Publication Date: 
25 May 2004

See text below.


We have a duty to adequately train our future workforce, but as things now stand, we might be maintaining a child-care system that will woefully under-serve our need for educated, emotionally stable employees.

The children in many of these families end up in child care, much of which is not adequate when it comes to stimulating the child's learning abilities. The largest number of children exposed to poor care are our minority and poor populations, but even the middle class population is not being served as well as we would expect.

To add to this dilemma, as our population grows, a majority of that growth will be among lower-income minorities, who won't have the wherewithal to provide quality child care for their children.

Many cities are attacking this problem by establishing programs to better support the care of their toddlers and preschoolers. While we have an admirable and unique program of city accreditation of child-care programs, high-quality child care is not available to all of our children and is least available to our children in lower to middle income families.

If we are to maintain our status as a caring, progressive city in a caring, progressive state, we must begin to find a way to provide quality care to all children.

Early education for our children will cut crime, lessen the need for special education (which is skyrocketing in cost), give our teachers a better quality of life (less-disruptive students), provide for a more inclusive community and give us much better employees in the future.

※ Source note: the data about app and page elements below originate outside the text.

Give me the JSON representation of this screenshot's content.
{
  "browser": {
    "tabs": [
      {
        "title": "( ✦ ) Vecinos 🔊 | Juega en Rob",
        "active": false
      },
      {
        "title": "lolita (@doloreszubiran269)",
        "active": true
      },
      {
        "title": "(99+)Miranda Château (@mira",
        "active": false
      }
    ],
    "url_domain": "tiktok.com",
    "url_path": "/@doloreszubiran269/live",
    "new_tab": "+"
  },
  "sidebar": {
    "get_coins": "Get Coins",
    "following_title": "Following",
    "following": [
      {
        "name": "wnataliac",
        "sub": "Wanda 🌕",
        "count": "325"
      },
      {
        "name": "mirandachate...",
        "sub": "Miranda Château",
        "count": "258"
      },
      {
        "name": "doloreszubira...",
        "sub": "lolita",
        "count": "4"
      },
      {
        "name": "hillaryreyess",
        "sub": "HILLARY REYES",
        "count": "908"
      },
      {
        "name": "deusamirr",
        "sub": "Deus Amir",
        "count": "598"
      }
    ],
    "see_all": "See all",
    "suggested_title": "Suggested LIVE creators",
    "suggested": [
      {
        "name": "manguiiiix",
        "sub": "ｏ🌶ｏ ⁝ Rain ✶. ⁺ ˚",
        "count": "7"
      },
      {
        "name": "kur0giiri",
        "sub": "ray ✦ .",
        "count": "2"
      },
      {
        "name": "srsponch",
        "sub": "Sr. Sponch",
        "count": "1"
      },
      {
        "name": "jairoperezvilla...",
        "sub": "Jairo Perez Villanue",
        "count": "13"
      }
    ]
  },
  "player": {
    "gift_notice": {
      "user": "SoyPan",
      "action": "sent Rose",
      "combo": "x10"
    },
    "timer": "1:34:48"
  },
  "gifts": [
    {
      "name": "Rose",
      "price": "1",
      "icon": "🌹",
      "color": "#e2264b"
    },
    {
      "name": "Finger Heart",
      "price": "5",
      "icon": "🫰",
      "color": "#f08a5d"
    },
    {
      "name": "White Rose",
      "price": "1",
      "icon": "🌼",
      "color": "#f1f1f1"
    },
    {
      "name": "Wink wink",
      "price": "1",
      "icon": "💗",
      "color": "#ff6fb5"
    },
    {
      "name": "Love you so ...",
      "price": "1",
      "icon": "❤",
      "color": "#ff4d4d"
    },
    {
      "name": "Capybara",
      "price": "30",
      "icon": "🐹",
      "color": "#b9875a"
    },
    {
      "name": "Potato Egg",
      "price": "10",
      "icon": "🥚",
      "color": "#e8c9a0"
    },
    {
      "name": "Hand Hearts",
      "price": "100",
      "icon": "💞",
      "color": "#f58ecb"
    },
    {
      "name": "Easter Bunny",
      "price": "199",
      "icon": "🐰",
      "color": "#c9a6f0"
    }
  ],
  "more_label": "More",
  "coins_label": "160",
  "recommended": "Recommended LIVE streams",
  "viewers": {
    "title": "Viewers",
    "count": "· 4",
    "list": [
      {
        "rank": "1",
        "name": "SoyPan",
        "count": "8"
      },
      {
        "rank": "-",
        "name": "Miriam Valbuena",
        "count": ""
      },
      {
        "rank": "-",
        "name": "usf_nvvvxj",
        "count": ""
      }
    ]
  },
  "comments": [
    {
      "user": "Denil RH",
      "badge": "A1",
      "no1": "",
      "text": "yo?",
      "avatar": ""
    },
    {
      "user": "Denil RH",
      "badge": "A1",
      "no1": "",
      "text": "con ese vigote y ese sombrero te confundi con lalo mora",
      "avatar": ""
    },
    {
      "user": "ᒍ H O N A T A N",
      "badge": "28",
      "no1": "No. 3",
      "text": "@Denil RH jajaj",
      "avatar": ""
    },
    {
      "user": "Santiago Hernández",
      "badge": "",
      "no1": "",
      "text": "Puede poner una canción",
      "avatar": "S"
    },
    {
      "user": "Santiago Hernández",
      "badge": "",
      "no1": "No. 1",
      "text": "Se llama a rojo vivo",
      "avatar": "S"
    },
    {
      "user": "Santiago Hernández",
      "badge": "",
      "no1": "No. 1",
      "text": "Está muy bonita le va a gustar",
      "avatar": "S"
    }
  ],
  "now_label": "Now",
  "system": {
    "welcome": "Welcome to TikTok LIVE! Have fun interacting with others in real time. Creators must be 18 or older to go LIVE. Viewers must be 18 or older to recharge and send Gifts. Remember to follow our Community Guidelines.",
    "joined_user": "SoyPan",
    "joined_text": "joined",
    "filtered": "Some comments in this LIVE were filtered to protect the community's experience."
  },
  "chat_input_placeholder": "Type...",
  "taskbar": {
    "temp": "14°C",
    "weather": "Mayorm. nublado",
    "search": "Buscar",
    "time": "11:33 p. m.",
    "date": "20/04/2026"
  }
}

Our current child-care system is crumbling, especially for children from poorer families. Instructors' pay is inadequate, which causes turnover, which causes disruption in a child's learning. It is difficult to recruit good people into these jobs because of the low pay. This cycle means the quality of the care continues to suffer.

Twenty years from now, we want our Madison to be an example of a place where we care about all of our children. Please help by demanding that early education and child care be given more attention from our city leaders and legislators.

Whenever we discuss making Madison a better place to live, we need to start at the beginning - providing early education for all of our children.

* Harris serves on Madison's Early Childhood Care and Education Board.

- reprinted from Capital Times and Wisconsin State Journal